Segment Open

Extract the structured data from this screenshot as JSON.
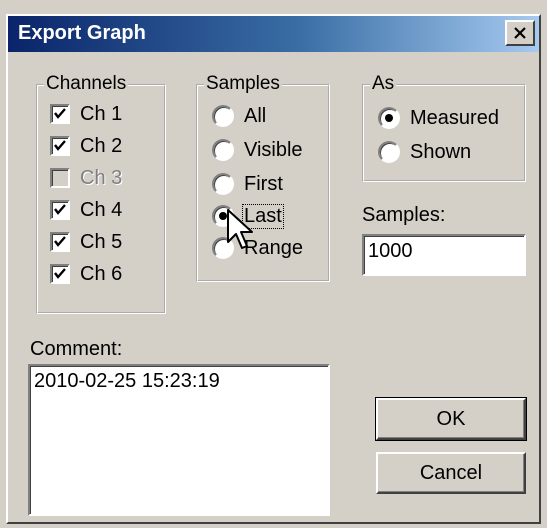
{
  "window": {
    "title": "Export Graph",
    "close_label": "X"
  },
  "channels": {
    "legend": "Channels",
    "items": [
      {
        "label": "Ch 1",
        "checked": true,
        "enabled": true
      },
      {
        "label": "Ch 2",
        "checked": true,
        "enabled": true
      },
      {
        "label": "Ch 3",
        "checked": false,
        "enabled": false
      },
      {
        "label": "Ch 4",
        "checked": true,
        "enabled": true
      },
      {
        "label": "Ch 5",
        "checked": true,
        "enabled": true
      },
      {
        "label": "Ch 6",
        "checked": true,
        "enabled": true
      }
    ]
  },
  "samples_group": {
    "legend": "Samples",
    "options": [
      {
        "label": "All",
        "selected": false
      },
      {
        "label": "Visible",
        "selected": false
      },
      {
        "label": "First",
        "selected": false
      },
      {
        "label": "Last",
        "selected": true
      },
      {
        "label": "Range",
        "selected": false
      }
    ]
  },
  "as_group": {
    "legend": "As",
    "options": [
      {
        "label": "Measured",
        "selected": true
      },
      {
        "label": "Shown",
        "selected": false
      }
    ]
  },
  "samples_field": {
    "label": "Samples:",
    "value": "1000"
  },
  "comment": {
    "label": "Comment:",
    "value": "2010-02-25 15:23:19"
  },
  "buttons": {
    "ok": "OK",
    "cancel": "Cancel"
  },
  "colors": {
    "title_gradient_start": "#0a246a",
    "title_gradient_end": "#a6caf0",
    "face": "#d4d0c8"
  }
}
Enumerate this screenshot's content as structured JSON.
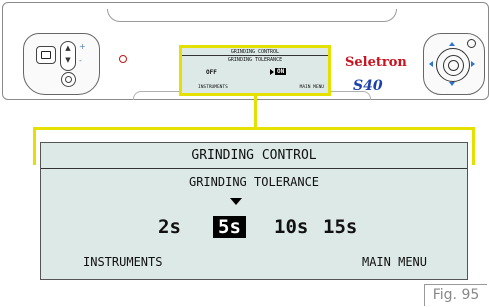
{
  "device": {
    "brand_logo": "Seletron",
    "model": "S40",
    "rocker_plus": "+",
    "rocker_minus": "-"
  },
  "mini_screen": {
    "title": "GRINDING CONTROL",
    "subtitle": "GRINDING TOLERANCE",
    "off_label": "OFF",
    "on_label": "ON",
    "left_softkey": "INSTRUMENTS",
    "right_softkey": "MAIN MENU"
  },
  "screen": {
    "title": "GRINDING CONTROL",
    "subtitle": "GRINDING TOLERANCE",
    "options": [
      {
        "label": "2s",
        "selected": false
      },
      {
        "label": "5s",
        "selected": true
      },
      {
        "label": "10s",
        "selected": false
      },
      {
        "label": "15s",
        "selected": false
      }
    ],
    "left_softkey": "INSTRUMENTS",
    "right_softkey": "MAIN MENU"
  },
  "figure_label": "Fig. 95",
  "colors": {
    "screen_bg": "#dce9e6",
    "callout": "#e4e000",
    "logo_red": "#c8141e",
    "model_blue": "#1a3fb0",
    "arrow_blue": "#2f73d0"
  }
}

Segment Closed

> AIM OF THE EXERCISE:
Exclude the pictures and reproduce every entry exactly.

> WORKED SOLUTION:
Extract the structured data from this screenshot as JSON.
{
  "window": {
    "title": "Export Graph",
    "close_label": "X"
  },
  "channels": {
    "legend": "Channels",
    "items": [
      {
        "label": "Ch 1",
        "checked": true,
        "enabled": true
      },
      {
        "label": "Ch 2",
        "checked": true,
        "enabled": true
      },
      {
        "label": "Ch 3",
        "checked": false,
        "enabled": false
      },
      {
        "label": "Ch 4",
        "checked": true,
        "enabled": true
      },
      {
        "label": "Ch 5",
        "checked": true,
        "enabled": true
      },
      {
        "label": "Ch 6",
        "checked": true,
        "enabled": true
      }
    ]
  },
  "samples_group": {
    "legend": "Samples",
    "options": [
      {
        "label": "All",
        "selected": false
      },
      {
        "label": "Visible",
        "selected": false
      },
      {
        "label": "First",
        "selected": false
      },
      {
        "label": "Last",
        "selected": true
      },
      {
        "label": "Range",
        "selected": false
      }
    ]
  },
  "as_group": {
    "legend": "As",
    "options": [
      {
        "label": "Measured",
        "selected": true
      },
      {
        "label": "Shown",
        "selected": false
      }
    ]
  },
  "samples_field": {
    "label": "Samples:",
    "value": "1000"
  },
  "comment": {
    "label": "Comment:",
    "value": "2010-02-25 15:23:19"
  },
  "buttons": {
    "ok": "OK",
    "cancel": "Cancel"
  },
  "colors": {
    "title_gradient_start": "#0a246a",
    "title_gradient_end": "#a6caf0",
    "face": "#d4d0c8"
  }
}
Enumerate this screenshot's content as structured JSON.
{
  "device": {
    "brand_logo": "Seletron",
    "model": "S40",
    "rocker_plus": "+",
    "rocker_minus": "-"
  },
  "mini_screen": {
    "title": "GRINDING CONTROL",
    "subtitle": "GRINDING TOLERANCE",
    "off_label": "OFF",
    "on_label": "ON",
    "left_softkey": "INSTRUMENTS",
    "right_softkey": "MAIN MENU"
  },
  "screen": {
    "title": "GRINDING CONTROL",
    "subtitle": "GRINDING TOLERANCE",
    "options": [
      {
        "label": "2s",
        "selected": false
      },
      {
        "label": "5s",
        "selected": true
      },
      {
        "label": "10s",
        "selected": false
      },
      {
        "label": "15s",
        "selected": false
      }
    ],
    "left_softkey": "INSTRUMENTS",
    "right_softkey": "MAIN MENU"
  },
  "figure_label": "Fig. 95",
  "colors": {
    "screen_bg": "#dce9e6",
    "callout": "#e4e000",
    "logo_red": "#c8141e",
    "model_blue": "#1a3fb0",
    "arrow_blue": "#2f73d0"
  }
}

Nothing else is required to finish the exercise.